Search the entries below for "name" and copy each matching line.

*** Source data ***

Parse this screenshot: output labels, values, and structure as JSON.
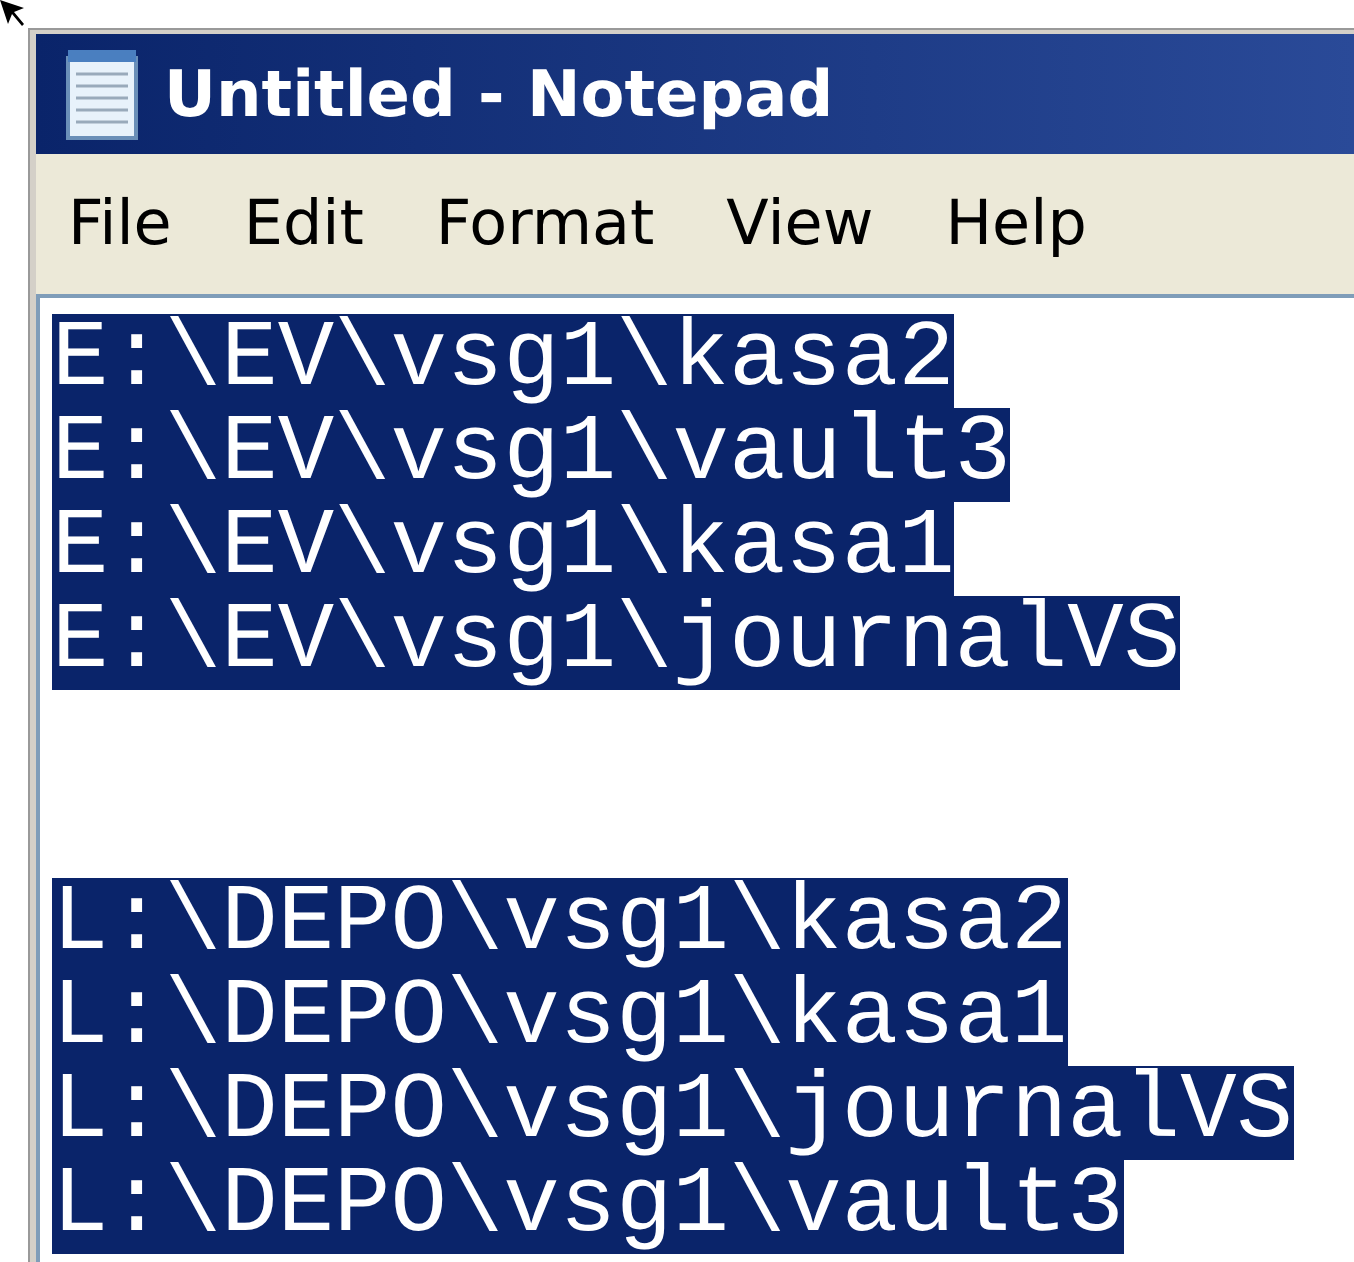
{
  "window": {
    "title": "Untitled - Notepad"
  },
  "menu": [
    {
      "label": "File"
    },
    {
      "label": "Edit"
    },
    {
      "label": "Format"
    },
    {
      "label": "View"
    },
    {
      "label": "Help"
    }
  ],
  "paragraphs": [
    {
      "lines": [
        {
          "text": "E:\\EV\\vsg1\\kasa2",
          "selected": true
        },
        {
          "text": "E:\\EV\\vsg1\\vault3",
          "selected": true
        },
        {
          "text": "E:\\EV\\vsg1\\kasa1",
          "selected": true
        },
        {
          "text": "E:\\EV\\vsg1\\journalVS",
          "selected": true
        }
      ]
    },
    {
      "lines": [
        {
          "text": "L:\\DEPO\\vsg1\\kasa2",
          "selected": true
        },
        {
          "text": "L:\\DEPO\\vsg1\\kasa1",
          "selected": true
        },
        {
          "text": "L:\\DEPO\\vsg1\\journalVS",
          "selected": true
        },
        {
          "text": "L:\\DEPO\\vsg1\\vault3",
          "selected": true
        }
      ]
    }
  ]
}
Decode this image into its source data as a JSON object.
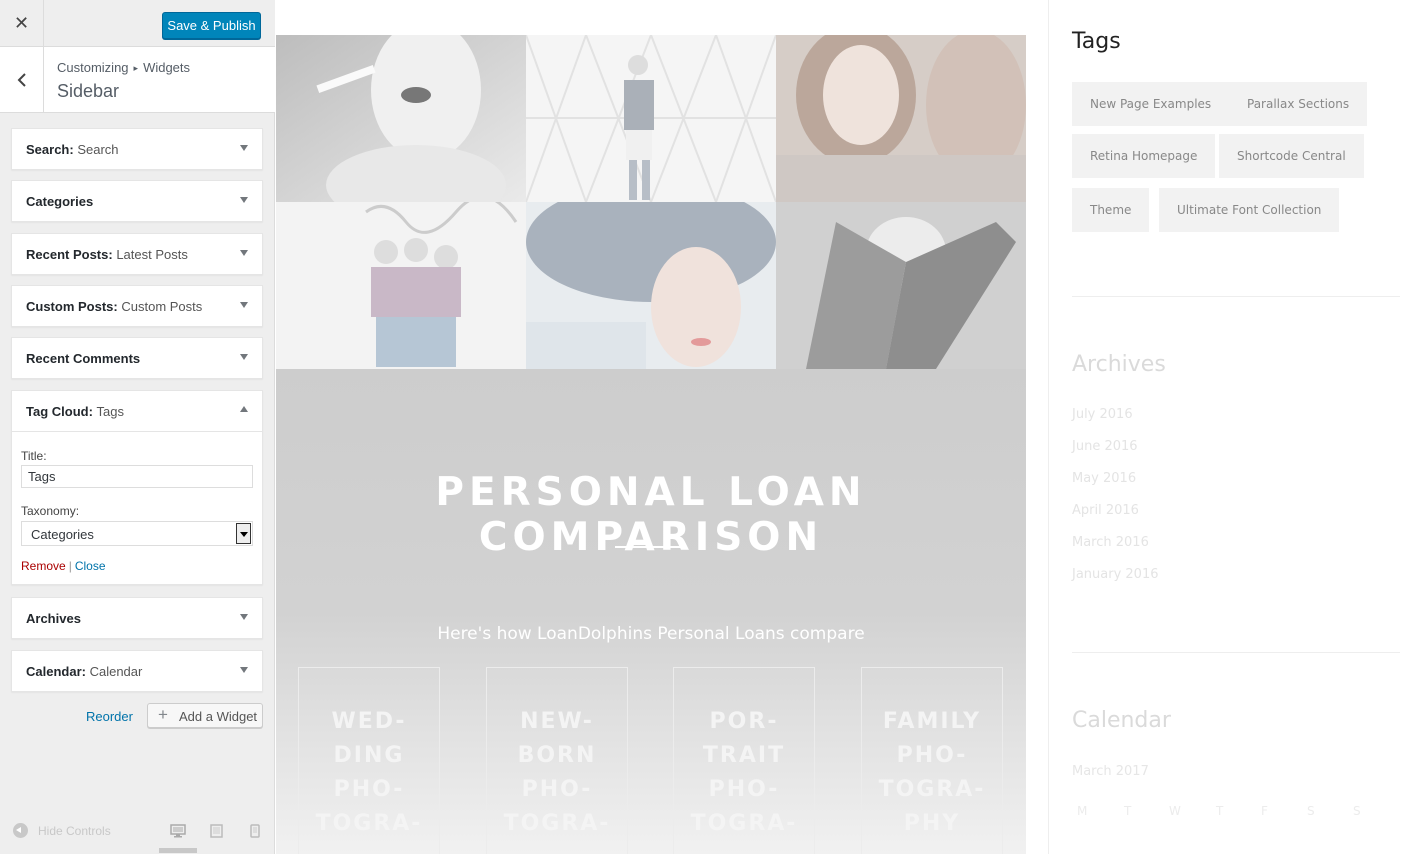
{
  "header": {
    "close_label": "✕",
    "save_label": "Save & Publish"
  },
  "section": {
    "breadcrumb_root": "Customizing",
    "breadcrumb_sep": "▸",
    "breadcrumb_child": "Widgets",
    "title": "Sidebar"
  },
  "widgets": [
    {
      "name": "Search",
      "instance": "Search",
      "sep": ": "
    },
    {
      "name": "Categories",
      "instance": "",
      "sep": ""
    },
    {
      "name": "Recent Posts",
      "instance": "Latest Posts",
      "sep": ": "
    },
    {
      "name": "Custom Posts",
      "instance": "Custom Posts",
      "sep": ": "
    },
    {
      "name": "Recent Comments",
      "instance": "",
      "sep": ""
    },
    {
      "name": "Tag Cloud",
      "instance": "Tags",
      "sep": ": "
    },
    {
      "name": "Archives",
      "instance": "",
      "sep": ""
    },
    {
      "name": "Calendar",
      "instance": "Calendar",
      "sep": ": "
    }
  ],
  "tag_cloud_form": {
    "title_label": "Title:",
    "title_value": "Tags",
    "taxonomy_label": "Taxonomy:",
    "taxonomy_value": "Categories",
    "remove_label": "Remove",
    "pipe": "|",
    "close_label": "Close"
  },
  "panel_actions": {
    "reorder_label": "Reorder",
    "add_widget_label": "Add a Widget",
    "add_widget_icon": "+"
  },
  "footer": {
    "hide_controls_label": "Hide Controls",
    "devices": [
      "desktop-icon",
      "tablet-icon",
      "mobile-icon"
    ]
  },
  "preview": {
    "loan_title": "PERSONAL LOAN COMPARISON",
    "loan_subtitle": "Here's how LoanDolphins Personal Loans compare",
    "cards": [
      "WED-\nDING\nPHO-\nTOGRA-",
      "NEW-\nBORN\nPHO-\nTOGRA-",
      "POR-\nTRAIT\nPHO-\nTOGRA-",
      "FAMILY\nPHO-\nTOGRA-\nPHY"
    ]
  },
  "sidebar_preview": {
    "tags_heading": "Tags",
    "tags": [
      "New Page Examples",
      "Parallax Sections",
      "Retina Homepage",
      "Shortcode Central",
      "Theme",
      "Ultimate Font Collection"
    ],
    "archives_heading": "Archives",
    "archives": [
      "July 2016",
      "June 2016",
      "May 2016",
      "April 2016",
      "March 2016",
      "January 2016"
    ],
    "calendar_heading": "Calendar",
    "calendar_month": "March 2017",
    "calendar_days": [
      "M",
      "T",
      "W",
      "T",
      "F",
      "S",
      "S"
    ]
  },
  "colors": {
    "primary_button": "#0085ba",
    "link": "#0073aa",
    "remove": "#aa0000",
    "panel_bg": "#eeeeee"
  }
}
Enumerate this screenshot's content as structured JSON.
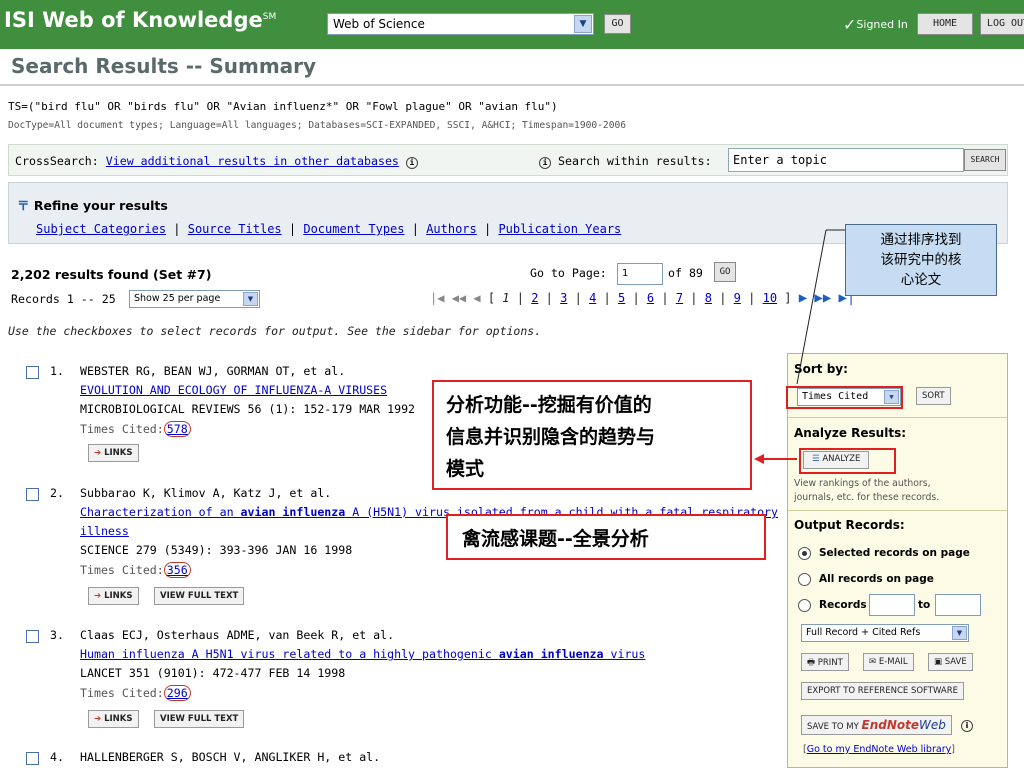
{
  "header": {
    "logo": "ISI Web of Knowledge",
    "logo_mark": "SM",
    "database": "Web of Science",
    "go": "GO",
    "signed_in": "Signed In",
    "home": "HOME",
    "logout": "LOG OUT"
  },
  "page_title": "Search Results -- Summary",
  "query": {
    "ts": "TS=(\"bird flu\" OR \"birds flu\" OR \"Avian influenz*\" OR \"Fowl plague\" OR \"avian flu\")",
    "meta": "DocType=All document types; Language=All languages; Databases=SCI-EXPANDED, SSCI, A&HCI; Timespan=1900-2006"
  },
  "crosssearch": {
    "label": "CrossSearch:",
    "link": "View additional results in other databases",
    "within_label": "Search within results:",
    "topic_placeholder": "Enter a topic",
    "search_button": "SEARCH"
  },
  "refine": {
    "title": "Refine your results",
    "links": [
      "Subject Categories",
      "Source Titles",
      "Document Types",
      "Authors",
      "Publication Years"
    ]
  },
  "results": {
    "found": "2,202 results found (Set #7)",
    "records": "Records 1 -- 25",
    "per_page": "Show 25 per page",
    "goto_label": "Go to Page:",
    "page_value": "1",
    "of_pages": "of 89",
    "go": "GO",
    "pages": [
      "1",
      "2",
      "3",
      "4",
      "5",
      "6",
      "7",
      "8",
      "9",
      "10"
    ]
  },
  "instructions": "Use the checkboxes to select records for output. See the sidebar for options.",
  "records": [
    {
      "num": "1.",
      "authors": "WEBSTER RG, BEAN WJ, GORMAN OT, et al.",
      "title_a": "EVOLUTION AND ECOLOGY OF INFLUENZA-A VIRUSES",
      "source": "MICROBIOLOGICAL REVIEWS 56 (1): 152-179 MAR 1992",
      "times_cited_label": "Times Cited:",
      "times_cited": "578",
      "links": "LINKS"
    },
    {
      "num": "2.",
      "authors": "Subbarao K, Klimov A, Katz J, et al.",
      "title_a": "Characterization of an ",
      "title_b": "avian influenza",
      "title_c": " A (H5N1) virus isolated from a child with a fatal respiratory",
      "title_d": "illness",
      "source": "SCIENCE 279 (5349): 393-396 JAN 16 1998",
      "times_cited_label": "Times Cited:",
      "times_cited": "356",
      "links": "LINKS",
      "full_text": "VIEW FULL TEXT"
    },
    {
      "num": "3.",
      "authors": "Claas ECJ, Osterhaus ADME, van Beek R, et al.",
      "title_a": "Human influenza A H5N1 virus related to a highly pathogenic ",
      "title_b": "avian influenza",
      "title_c": " virus",
      "source": "LANCET 351 (9101): 472-477 FEB 14 1998",
      "times_cited_label": "Times Cited:",
      "times_cited": "296",
      "links": "LINKS",
      "full_text": "VIEW FULL TEXT"
    },
    {
      "num": "4.",
      "authors": "HALLENBERGER S, BOSCH V, ANGLIKER H, et al."
    }
  ],
  "sidebar": {
    "sort_by": "Sort by:",
    "sort_value": "Times Cited",
    "sort_button": "SORT",
    "analyze_title": "Analyze Results:",
    "analyze_button": "ANALYZE",
    "analyze_desc_1": "View rankings of the authors,",
    "analyze_desc_2": "journals, etc. for these records.",
    "output_title": "Output Records:",
    "opt_selected": "Selected records on page",
    "opt_all": "All records on page",
    "opt_records": "Records",
    "opt_to": "to",
    "format": "Full Record + Cited Refs",
    "print": "PRINT",
    "email": "E-MAIL",
    "save": "SAVE",
    "export": "EXPORT TO REFERENCE SOFTWARE",
    "save_to_my": "SAVE TO MY",
    "endnote": "EndNote",
    "web": "Web",
    "endnote_link": "Go to my EndNote Web library"
  },
  "annotations": {
    "analysis": [
      "分析功能--挖掘有价值的",
      "信息并识别隐含的趋势与",
      "模式"
    ],
    "panorama": "禽流感课题--全景分析",
    "callout": [
      "通过排序找到",
      "该研究中的核",
      "心论文"
    ]
  },
  "colors": {
    "header_green": "#3f8f3f",
    "annotation_red": "#e02020",
    "callout_blue": "#c6dcf2",
    "link_blue": "#0000cc"
  }
}
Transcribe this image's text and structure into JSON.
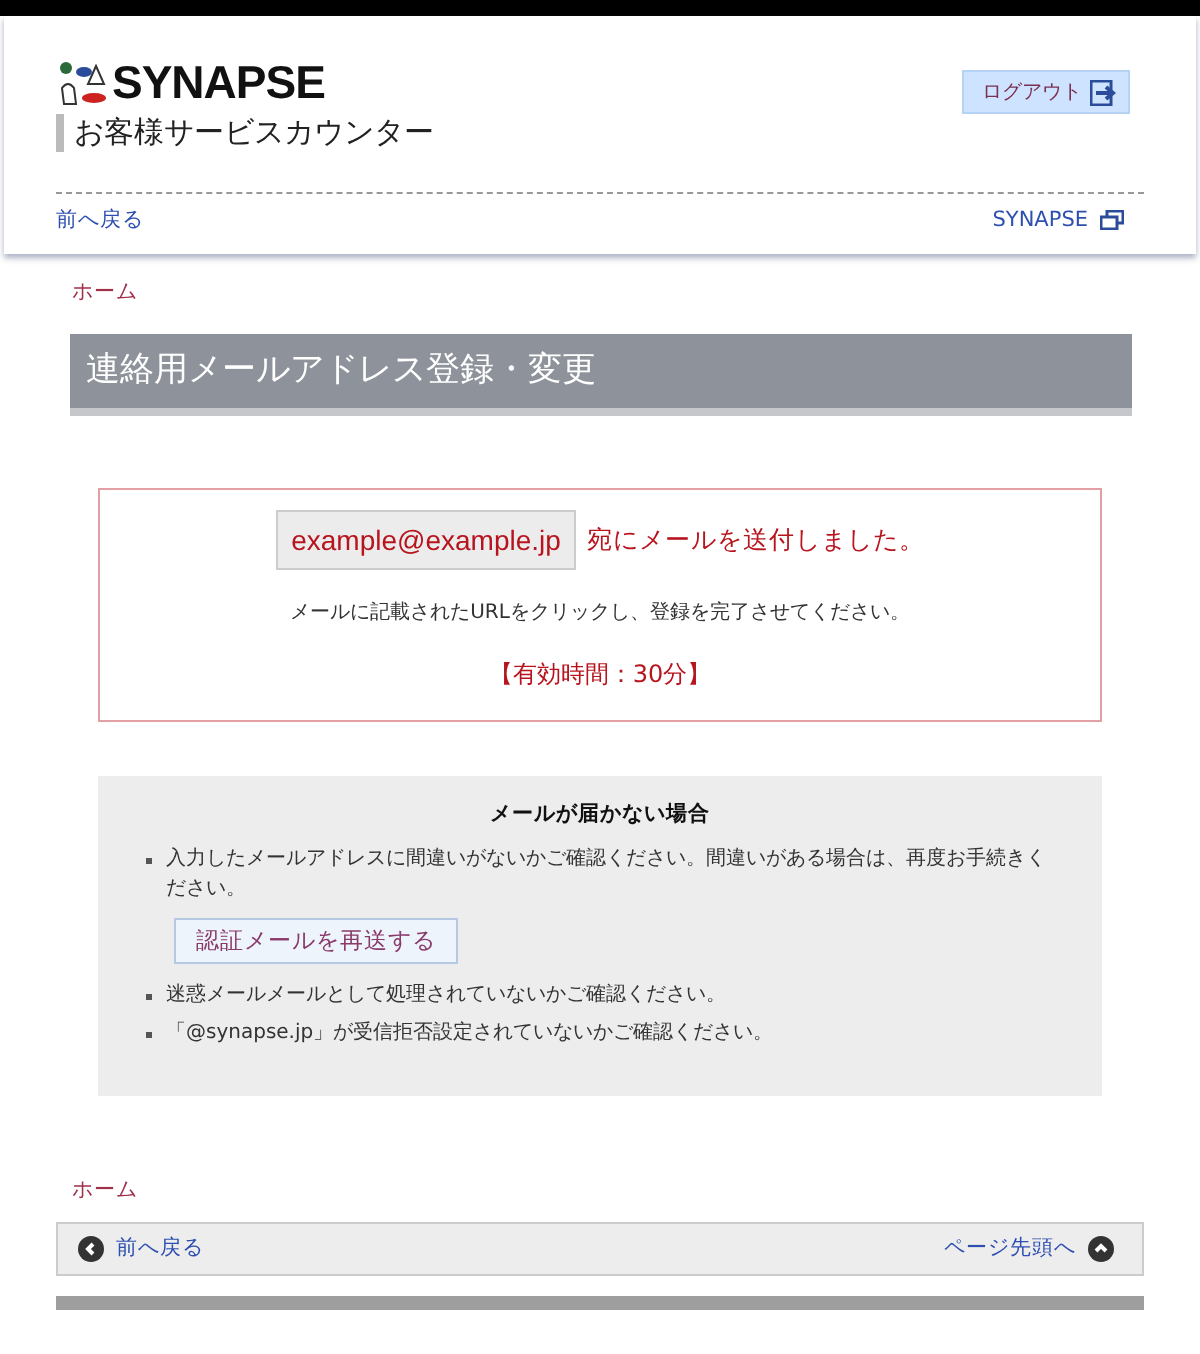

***

- Result of the task:
      "name": "Search",
      "name": "Categories",
      "name": "Recent Posts",
      "name": "Custom Posts",
      "name": "Recent Comments",
      "name": "Tag Cloud",
      "name": "Archives",
      "name": "Calendar",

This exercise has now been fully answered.